◆ **What you need to do**
Each line of the data should be duplicated precisely.

Dataset rows describing interfaces:
BEGIN
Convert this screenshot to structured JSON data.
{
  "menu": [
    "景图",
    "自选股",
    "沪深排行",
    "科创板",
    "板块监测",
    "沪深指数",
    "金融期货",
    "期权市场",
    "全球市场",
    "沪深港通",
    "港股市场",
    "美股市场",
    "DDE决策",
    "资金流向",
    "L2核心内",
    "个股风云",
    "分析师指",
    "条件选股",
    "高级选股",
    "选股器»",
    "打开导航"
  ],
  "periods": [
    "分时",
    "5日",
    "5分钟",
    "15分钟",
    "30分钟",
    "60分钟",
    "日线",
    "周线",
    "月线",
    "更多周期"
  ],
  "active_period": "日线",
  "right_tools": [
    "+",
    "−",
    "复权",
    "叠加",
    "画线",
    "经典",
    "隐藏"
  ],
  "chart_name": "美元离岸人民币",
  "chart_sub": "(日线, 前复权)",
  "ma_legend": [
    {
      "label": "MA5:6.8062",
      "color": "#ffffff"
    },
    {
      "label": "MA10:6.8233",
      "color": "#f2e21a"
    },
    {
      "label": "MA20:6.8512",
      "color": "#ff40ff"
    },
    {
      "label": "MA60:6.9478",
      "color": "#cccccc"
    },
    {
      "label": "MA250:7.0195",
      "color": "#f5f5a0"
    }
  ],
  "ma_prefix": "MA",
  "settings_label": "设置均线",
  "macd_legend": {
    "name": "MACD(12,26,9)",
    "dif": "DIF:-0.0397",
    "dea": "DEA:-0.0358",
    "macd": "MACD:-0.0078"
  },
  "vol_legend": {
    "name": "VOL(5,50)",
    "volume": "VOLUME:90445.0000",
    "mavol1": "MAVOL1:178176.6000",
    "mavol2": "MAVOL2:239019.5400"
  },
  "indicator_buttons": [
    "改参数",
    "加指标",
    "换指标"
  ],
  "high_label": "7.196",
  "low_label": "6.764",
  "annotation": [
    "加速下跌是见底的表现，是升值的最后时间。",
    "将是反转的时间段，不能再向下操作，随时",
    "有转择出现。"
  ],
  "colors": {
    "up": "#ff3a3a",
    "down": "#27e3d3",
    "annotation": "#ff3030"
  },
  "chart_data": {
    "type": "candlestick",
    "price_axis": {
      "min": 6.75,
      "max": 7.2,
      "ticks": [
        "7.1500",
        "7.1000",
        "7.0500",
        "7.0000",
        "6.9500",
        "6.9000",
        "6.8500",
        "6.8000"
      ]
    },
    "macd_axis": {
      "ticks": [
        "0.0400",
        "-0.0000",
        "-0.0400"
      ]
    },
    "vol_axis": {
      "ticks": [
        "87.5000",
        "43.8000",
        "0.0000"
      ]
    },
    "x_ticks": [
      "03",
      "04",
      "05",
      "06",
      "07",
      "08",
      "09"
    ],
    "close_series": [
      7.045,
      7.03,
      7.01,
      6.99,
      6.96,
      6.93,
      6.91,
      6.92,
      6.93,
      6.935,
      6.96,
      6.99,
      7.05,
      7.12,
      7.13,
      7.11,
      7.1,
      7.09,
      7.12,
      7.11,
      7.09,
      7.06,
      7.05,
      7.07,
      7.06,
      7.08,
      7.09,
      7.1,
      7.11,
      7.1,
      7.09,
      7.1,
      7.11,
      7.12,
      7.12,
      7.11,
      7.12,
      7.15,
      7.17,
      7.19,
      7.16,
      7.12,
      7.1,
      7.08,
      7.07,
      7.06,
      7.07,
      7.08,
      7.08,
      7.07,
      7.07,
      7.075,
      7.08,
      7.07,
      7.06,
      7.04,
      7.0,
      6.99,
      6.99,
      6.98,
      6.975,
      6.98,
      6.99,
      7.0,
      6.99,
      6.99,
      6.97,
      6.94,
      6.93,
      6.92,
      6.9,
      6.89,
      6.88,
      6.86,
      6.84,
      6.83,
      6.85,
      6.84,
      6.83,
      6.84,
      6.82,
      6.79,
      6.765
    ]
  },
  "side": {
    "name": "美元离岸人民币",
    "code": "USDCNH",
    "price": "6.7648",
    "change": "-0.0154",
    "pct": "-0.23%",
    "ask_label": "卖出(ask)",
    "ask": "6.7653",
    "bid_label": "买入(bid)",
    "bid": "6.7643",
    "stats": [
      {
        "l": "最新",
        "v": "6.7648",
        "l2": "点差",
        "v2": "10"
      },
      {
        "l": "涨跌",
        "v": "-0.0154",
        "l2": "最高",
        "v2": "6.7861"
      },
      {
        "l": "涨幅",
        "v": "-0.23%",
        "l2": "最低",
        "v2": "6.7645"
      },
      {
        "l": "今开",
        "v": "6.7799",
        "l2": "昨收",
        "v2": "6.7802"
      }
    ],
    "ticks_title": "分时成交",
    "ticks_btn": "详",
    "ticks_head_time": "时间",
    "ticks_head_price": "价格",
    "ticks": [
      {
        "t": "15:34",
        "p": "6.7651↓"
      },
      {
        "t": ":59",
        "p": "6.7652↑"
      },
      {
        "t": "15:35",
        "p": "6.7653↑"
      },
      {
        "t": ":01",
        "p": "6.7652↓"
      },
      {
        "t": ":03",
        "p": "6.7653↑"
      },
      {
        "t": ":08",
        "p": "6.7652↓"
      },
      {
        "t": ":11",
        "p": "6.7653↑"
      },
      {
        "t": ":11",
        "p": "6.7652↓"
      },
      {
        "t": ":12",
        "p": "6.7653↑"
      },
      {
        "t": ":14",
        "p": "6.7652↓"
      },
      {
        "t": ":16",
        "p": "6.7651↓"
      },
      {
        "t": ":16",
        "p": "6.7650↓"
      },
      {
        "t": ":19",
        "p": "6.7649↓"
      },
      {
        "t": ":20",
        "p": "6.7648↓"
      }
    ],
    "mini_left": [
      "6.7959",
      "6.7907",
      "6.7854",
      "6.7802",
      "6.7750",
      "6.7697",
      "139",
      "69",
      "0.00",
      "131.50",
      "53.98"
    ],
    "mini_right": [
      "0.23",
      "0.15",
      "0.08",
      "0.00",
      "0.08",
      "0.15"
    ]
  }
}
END
◆ **Response area**
Convert this screenshot to structured JSON data.
{
  "menu": [
    "景图",
    "自选股",
    "沪深排行",
    "科创板",
    "板块监测",
    "沪深指数",
    "金融期货",
    "期权市场",
    "全球市场",
    "沪深港通",
    "港股市场",
    "美股市场",
    "DDE决策",
    "资金流向",
    "L2核心内",
    "个股风云",
    "分析师指",
    "条件选股",
    "高级选股",
    "选股器»",
    "打开导航"
  ],
  "periods": [
    "分时",
    "5日",
    "5分钟",
    "15分钟",
    "30分钟",
    "60分钟",
    "日线",
    "周线",
    "月线",
    "更多周期"
  ],
  "active_period": "日线",
  "right_tools": [
    "+",
    "−",
    "复权",
    "叠加",
    "画线",
    "经典",
    "隐藏"
  ],
  "chart_name": "美元离岸人民币",
  "chart_sub": "(日线, 前复权)",
  "ma_legend": [
    {
      "label": "MA5:6.8062",
      "color": "#ffffff"
    },
    {
      "label": "MA10:6.8233",
      "color": "#f2e21a"
    },
    {
      "label": "MA20:6.8512",
      "color": "#ff40ff"
    },
    {
      "label": "MA60:6.9478",
      "color": "#cccccc"
    },
    {
      "label": "MA250:7.0195",
      "color": "#f5f5a0"
    }
  ],
  "ma_prefix": "MA",
  "settings_label": "设置均线",
  "macd_legend": {
    "name": "MACD(12,26,9)",
    "dif": "DIF:-0.0397",
    "dea": "DEA:-0.0358",
    "macd": "MACD:-0.0078"
  },
  "vol_legend": {
    "name": "VOL(5,50)",
    "volume": "VOLUME:90445.0000",
    "mavol1": "MAVOL1:178176.6000",
    "mavol2": "MAVOL2:239019.5400"
  },
  "indicator_buttons": [
    "改参数",
    "加指标",
    "换指标"
  ],
  "high_label": "7.196",
  "low_label": "6.764",
  "annotation": [
    "加速下跌是见底的表现，是升值的最后时间。",
    "将是反转的时间段，不能再向下操作，随时",
    "有转择出现。"
  ],
  "colors": {
    "up": "#ff3a3a",
    "down": "#27e3d3",
    "annotation": "#ff3030"
  },
  "chart_data": {
    "type": "candlestick",
    "price_axis": {
      "min": 6.75,
      "max": 7.2,
      "ticks": [
        "7.1500",
        "7.1000",
        "7.0500",
        "7.0000",
        "6.9500",
        "6.9000",
        "6.8500",
        "6.8000"
      ]
    },
    "macd_axis": {
      "ticks": [
        "0.0400",
        "-0.0000",
        "-0.0400"
      ]
    },
    "vol_axis": {
      "ticks": [
        "87.5000",
        "43.8000",
        "0.0000"
      ]
    },
    "x_ticks": [
      "03",
      "04",
      "05",
      "06",
      "07",
      "08",
      "09"
    ],
    "close_series": [
      7.045,
      7.03,
      7.01,
      6.99,
      6.96,
      6.93,
      6.91,
      6.92,
      6.93,
      6.935,
      6.96,
      6.99,
      7.05,
      7.12,
      7.13,
      7.11,
      7.1,
      7.09,
      7.12,
      7.11,
      7.09,
      7.06,
      7.05,
      7.07,
      7.06,
      7.08,
      7.09,
      7.1,
      7.11,
      7.1,
      7.09,
      7.1,
      7.11,
      7.12,
      7.12,
      7.11,
      7.12,
      7.15,
      7.17,
      7.19,
      7.16,
      7.12,
      7.1,
      7.08,
      7.07,
      7.06,
      7.07,
      7.08,
      7.08,
      7.07,
      7.07,
      7.075,
      7.08,
      7.07,
      7.06,
      7.04,
      7.0,
      6.99,
      6.99,
      6.98,
      6.975,
      6.98,
      6.99,
      7.0,
      6.99,
      6.99,
      6.97,
      6.94,
      6.93,
      6.92,
      6.9,
      6.89,
      6.88,
      6.86,
      6.84,
      6.83,
      6.85,
      6.84,
      6.83,
      6.84,
      6.82,
      6.79,
      6.765
    ]
  },
  "side": {
    "name": "美元离岸人民币",
    "code": "USDCNH",
    "price": "6.7648",
    "change": "-0.0154",
    "pct": "-0.23%",
    "ask_label": "卖出(ask)",
    "ask": "6.7653",
    "bid_label": "买入(bid)",
    "bid": "6.7643",
    "stats": [
      {
        "l": "最新",
        "v": "6.7648",
        "l2": "点差",
        "v2": "10"
      },
      {
        "l": "涨跌",
        "v": "-0.0154",
        "l2": "最高",
        "v2": "6.7861"
      },
      {
        "l": "涨幅",
        "v": "-0.23%",
        "l2": "最低",
        "v2": "6.7645"
      },
      {
        "l": "今开",
        "v": "6.7799",
        "l2": "昨收",
        "v2": "6.7802"
      }
    ],
    "ticks_title": "分时成交",
    "ticks_btn": "详",
    "ticks_head_time": "时间",
    "ticks_head_price": "价格",
    "ticks": [
      {
        "t": "15:34",
        "p": "6.7651↓"
      },
      {
        "t": ":59",
        "p": "6.7652↑"
      },
      {
        "t": "15:35",
        "p": "6.7653↑"
      },
      {
        "t": ":01",
        "p": "6.7652↓"
      },
      {
        "t": ":03",
        "p": "6.7653↑"
      },
      {
        "t": ":08",
        "p": "6.7652↓"
      },
      {
        "t": ":11",
        "p": "6.7653↑"
      },
      {
        "t": ":11",
        "p": "6.7652↓"
      },
      {
        "t": ":12",
        "p": "6.7653↑"
      },
      {
        "t": ":14",
        "p": "6.7652↓"
      },
      {
        "t": ":16",
        "p": "6.7651↓"
      },
      {
        "t": ":16",
        "p": "6.7650↓"
      },
      {
        "t": ":19",
        "p": "6.7649↓"
      },
      {
        "t": ":20",
        "p": "6.7648↓"
      }
    ],
    "mini_left": [
      "6.7959",
      "6.7907",
      "6.7854",
      "6.7802",
      "6.7750",
      "6.7697",
      "139",
      "69",
      "0.00",
      "131.50",
      "53.98"
    ],
    "mini_right": [
      "0.23",
      "0.15",
      "0.08",
      "0.00",
      "0.08",
      "0.15"
    ]
  }
}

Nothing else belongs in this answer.